[Task item] Each line of the listing that includes "description" should be reported.

[Supplied entries]
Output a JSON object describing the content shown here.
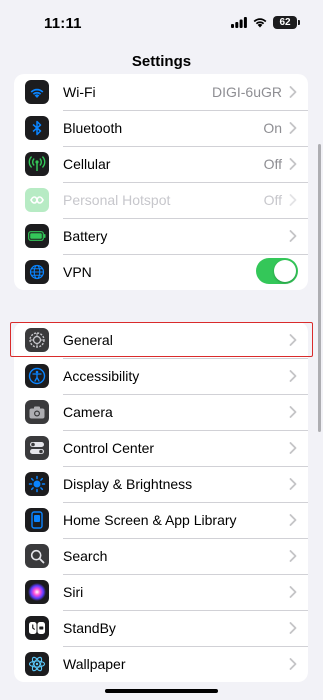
{
  "status_bar": {
    "time": "11:11",
    "battery_level": "62"
  },
  "nav": {
    "title": "Settings"
  },
  "groups": [
    {
      "rows": [
        {
          "label": "Wi-Fi",
          "value": "DIGI-6uGR",
          "icon": "wifi-icon"
        },
        {
          "label": "Bluetooth",
          "value": "On",
          "icon": "bluetooth-icon"
        },
        {
          "label": "Cellular",
          "value": "Off",
          "icon": "cellular-icon"
        },
        {
          "label": "Personal Hotspot",
          "value": "Off",
          "icon": "hotspot-icon",
          "disabled": true
        },
        {
          "label": "Battery",
          "value": "",
          "icon": "battery-icon"
        },
        {
          "label": "VPN",
          "toggle": true,
          "toggle_on": true,
          "icon": "vpn-icon"
        }
      ]
    },
    {
      "rows": [
        {
          "label": "General",
          "icon": "gear-icon",
          "highlighted": true
        },
        {
          "label": "Accessibility",
          "icon": "accessibility-icon"
        },
        {
          "label": "Camera",
          "icon": "camera-icon"
        },
        {
          "label": "Control Center",
          "icon": "control-center-icon"
        },
        {
          "label": "Display & Brightness",
          "icon": "brightness-icon"
        },
        {
          "label": "Home Screen & App Library",
          "icon": "home-screen-icon"
        },
        {
          "label": "Search",
          "icon": "search-icon"
        },
        {
          "label": "Siri",
          "icon": "siri-icon"
        },
        {
          "label": "StandBy",
          "icon": "standby-icon"
        },
        {
          "label": "Wallpaper",
          "icon": "wallpaper-icon"
        }
      ]
    }
  ],
  "colors": {
    "toggle_on": "#34c759",
    "highlight_border": "#d92b2b",
    "icon_bg": "#1c1c1e",
    "accent_blue": "#0a84ff"
  }
}
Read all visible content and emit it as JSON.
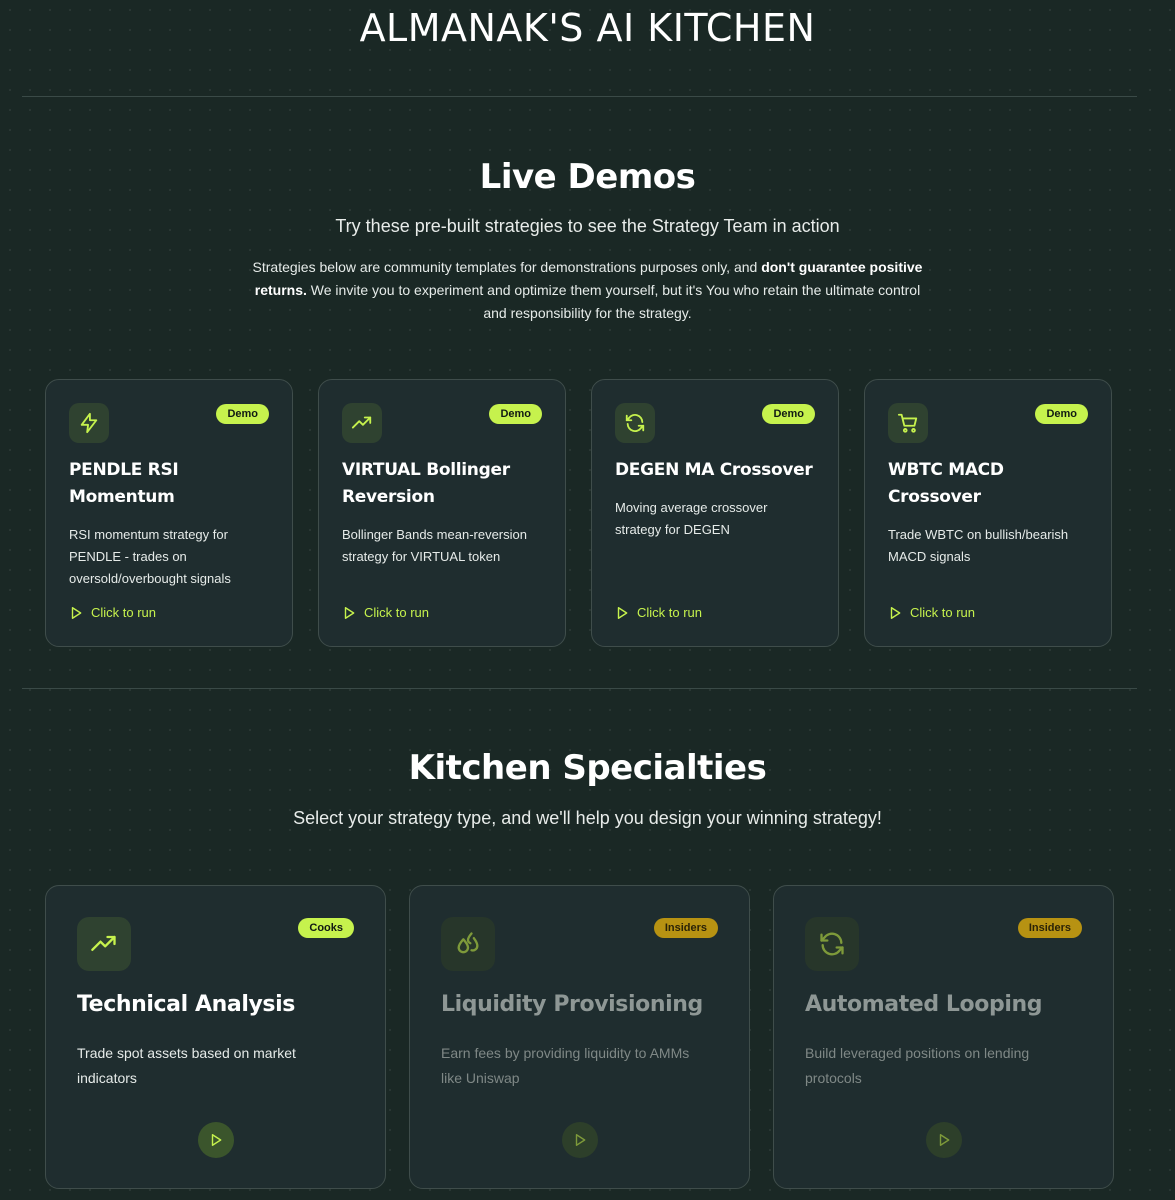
{
  "header": {
    "title": "ALMANAK'S AI KITCHEN"
  },
  "live_demos": {
    "title": "Live Demos",
    "subtitle": "Try these pre-built strategies to see the Strategy Team in action",
    "disclaimer": {
      "part1": "Strategies below are community templates for demonstrations purposes only, and ",
      "bold": "don't guarantee positive returns.",
      "part2": " We invite you to experiment and optimize them yourself, but it's You who retain the ultimate control and responsibility for the strategy."
    },
    "cards": [
      {
        "icon": "lightning-icon",
        "badge": "Demo",
        "title": "PENDLE RSI Momentum",
        "description": "RSI momentum strategy for PENDLE - trades on oversold/overbought signals",
        "action": "Click to run"
      },
      {
        "icon": "trending-up-icon",
        "badge": "Demo",
        "title": "VIRTUAL Bollinger Reversion",
        "description": "Bollinger Bands mean-reversion strategy for VIRTUAL token",
        "action": "Click to run"
      },
      {
        "icon": "refresh-icon",
        "badge": "Demo",
        "title": "DEGEN MA Crossover",
        "description": "Moving average crossover strategy for DEGEN",
        "action": "Click to run"
      },
      {
        "icon": "cart-icon",
        "badge": "Demo",
        "title": "WBTC MACD Crossover",
        "description": "Trade WBTC on bullish/bearish MACD signals",
        "action": "Click to run"
      }
    ]
  },
  "kitchen_specialties": {
    "title": "Kitchen Specialties",
    "subtitle": "Select your strategy type, and we'll help you design your winning strategy!",
    "cards": [
      {
        "icon": "trending-up-icon",
        "badge": "Cooks",
        "title": "Technical Analysis",
        "description": "Trade spot assets based on market indicators"
      },
      {
        "icon": "droplets-icon",
        "badge": "Insiders",
        "title": "Liquidity Provisioning",
        "description": "Earn fees by providing liquidity to AMMs like Uniswap"
      },
      {
        "icon": "refresh-icon",
        "badge": "Insiders",
        "title": "Automated Looping",
        "description": "Build leveraged positions on lending protocols"
      }
    ]
  },
  "colors": {
    "background": "#1a2825",
    "card": "#1f2d2f",
    "accent": "#c6f24d",
    "insiders_badge": "#b79212"
  }
}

[Exercise answer]
        "description": "RSI momentum strategy for PENDLE - trades on oversold/overbought signals",
        "description": "Bollinger Bands mean-reversion strategy for VIRTUAL token",
        "description": "Moving average crossover strategy for DEGEN",
        "description": "Trade WBTC on bullish/bearish MACD signals",
        "description": "Trade spot assets based on market indicators"
        "description": "Earn fees by providing liquidity to AMMs like Uniswap"
        "description": "Build leveraged positions on lending protocols"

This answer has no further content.